your place today ... I wish I had the chance to play instead of
you today...you came here to win the tournament, not to just
beat Darwish and Willstrop" that didn't change anything
physically for me but mentally I was like I am ready to run till
6: You have had some interesting matches with James
Willstrop, so how much did it mean to you to beat him in Qatar?
It meant a lot to beat him in Qatar but what it meant more that
I knew I beat him when he was playing well...but one thing I
won't forget was how well he shook hands with me after the
match...He had a lot of pressure in the tournament, he was
seeded one, a lot of people were talking about how good his
draw, was which would have put even more pressure on him, and
after he lost he took the loss unbelievably well.
But I guess that's what champions do, right? And he is one of
them for sure!!
7: Studying in England, and playing the PSL for Bristol,
you are very much part of the English squash scene. What are
your thoughts on squash in England, the way we develop our
players and the young guys coming through?
I unfortunately disagree with the way in England they try to
develop their young players. They try to teach them to be
disciplined and hit a good length at such a young age when
that's the age for me when you should be learning to go for
shots as it's way harder to learn how to go for shots when
you’re like 20.
I am not saying being disciplined and hitting a good length
isn't important, because at the professional squash this could
be the most important thing, but as I said it has it's time when
you should learn it.
8: How would you say the English system differs from the
development of players back home in Egypt?
Yea it's not only different it's just the complete opposite
which was kind of good for me as when I came to England I
started learning the English way of playing, so I could have a
mix of the Egyptian English style.
9: Who are your favourite players, and the ones you have
learned most from?
The one and only AMR SHABANA! The guy is a legend and I just
can't imagine the tour one day without having him! The day this
guy isn't on tour will be one of my saddest ever days in the
How do you see your game developing in the next year or so? What
do you need to do to get closer to the number one position?
I need to develop each part of my game. I still think I have a
lot of things to work on, which is good as that means there is
still room to improve.
11: If squash is successful in gaining a place in the 2020
Olympics, how much would it mean to you to be able to win a gold
medal for Egypt?

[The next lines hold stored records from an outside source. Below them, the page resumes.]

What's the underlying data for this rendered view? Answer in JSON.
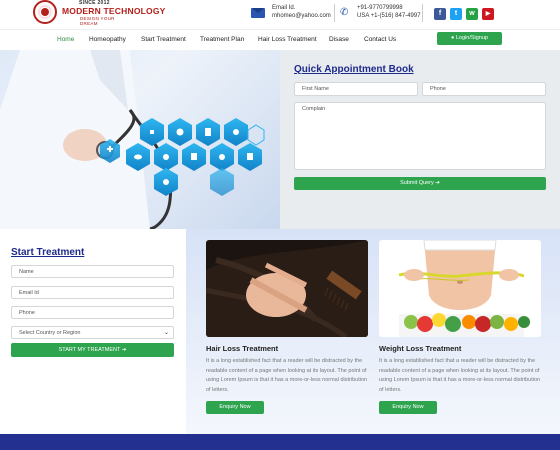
{
  "brand": {
    "since": "SINCE 2012",
    "name": "MODERN TECHNOLOGY",
    "tagline": "DESIGN YOUR DREAM"
  },
  "contact": {
    "email_label": "Email Id.",
    "email_value": "mhomeo@yahoo.com",
    "phone_1": "+91-9770799998",
    "phone_2": "USA +1-(516) 847-4997"
  },
  "social": {
    "facebook": "f",
    "twitter": "t",
    "whatsapp": "w",
    "youtube": "▶",
    "colors": {
      "facebook": "#3b5998",
      "twitter": "#1da1f2",
      "whatsapp": "#25a244",
      "youtube": "#cc181e"
    }
  },
  "nav": {
    "items": [
      "Home",
      "Homeopathy",
      "Start Treatment",
      "Treatment Plan",
      "Hair Loss Treatment",
      "Disase",
      "Contact Us"
    ],
    "login_label": "Login/Signup"
  },
  "appointment": {
    "title": "Quick Appointment Book",
    "first_name_placeholder": "First Name",
    "phone_placeholder": "Phone",
    "complain_placeholder": "Complain",
    "submit_label": "Submit Query"
  },
  "start_treatment": {
    "title": "Start Treatment",
    "name_placeholder": "Name",
    "email_placeholder": "Email Id",
    "phone_placeholder": "Phone",
    "country_select": "Select Country or Region",
    "button_label": "START MY TREATMENT"
  },
  "cards": [
    {
      "title": "Hair Loss Treatment",
      "description": "It is a long established fact that a reader will be distracted by the readable content of a page when looking at its layout. The point of using Lorem Ipsum is that it has a more-or-less normal distribution of letters.",
      "button": "Enquiry Now"
    },
    {
      "title": "Weight Loss Treatment",
      "description": "It is a long established fact that a reader will be distracted by the readable content of a page when looking at its layout. The point of using Lorem Ipsum is that it has a more-or-less normal distribution of letters.",
      "button": "Enquiry Now"
    }
  ],
  "colors": {
    "accent_green": "#2ea44f",
    "title_blue": "#1f2b8a",
    "brand_red": "#b3201c",
    "footer_blue": "#24308f"
  }
}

It would mean a lot. I will be 29...A lot of players peak at
that age so that would just be the perfect time for me...If I
don't win anything in this sport and just win the Olympic Medal
then I will be more than happy to retire after it.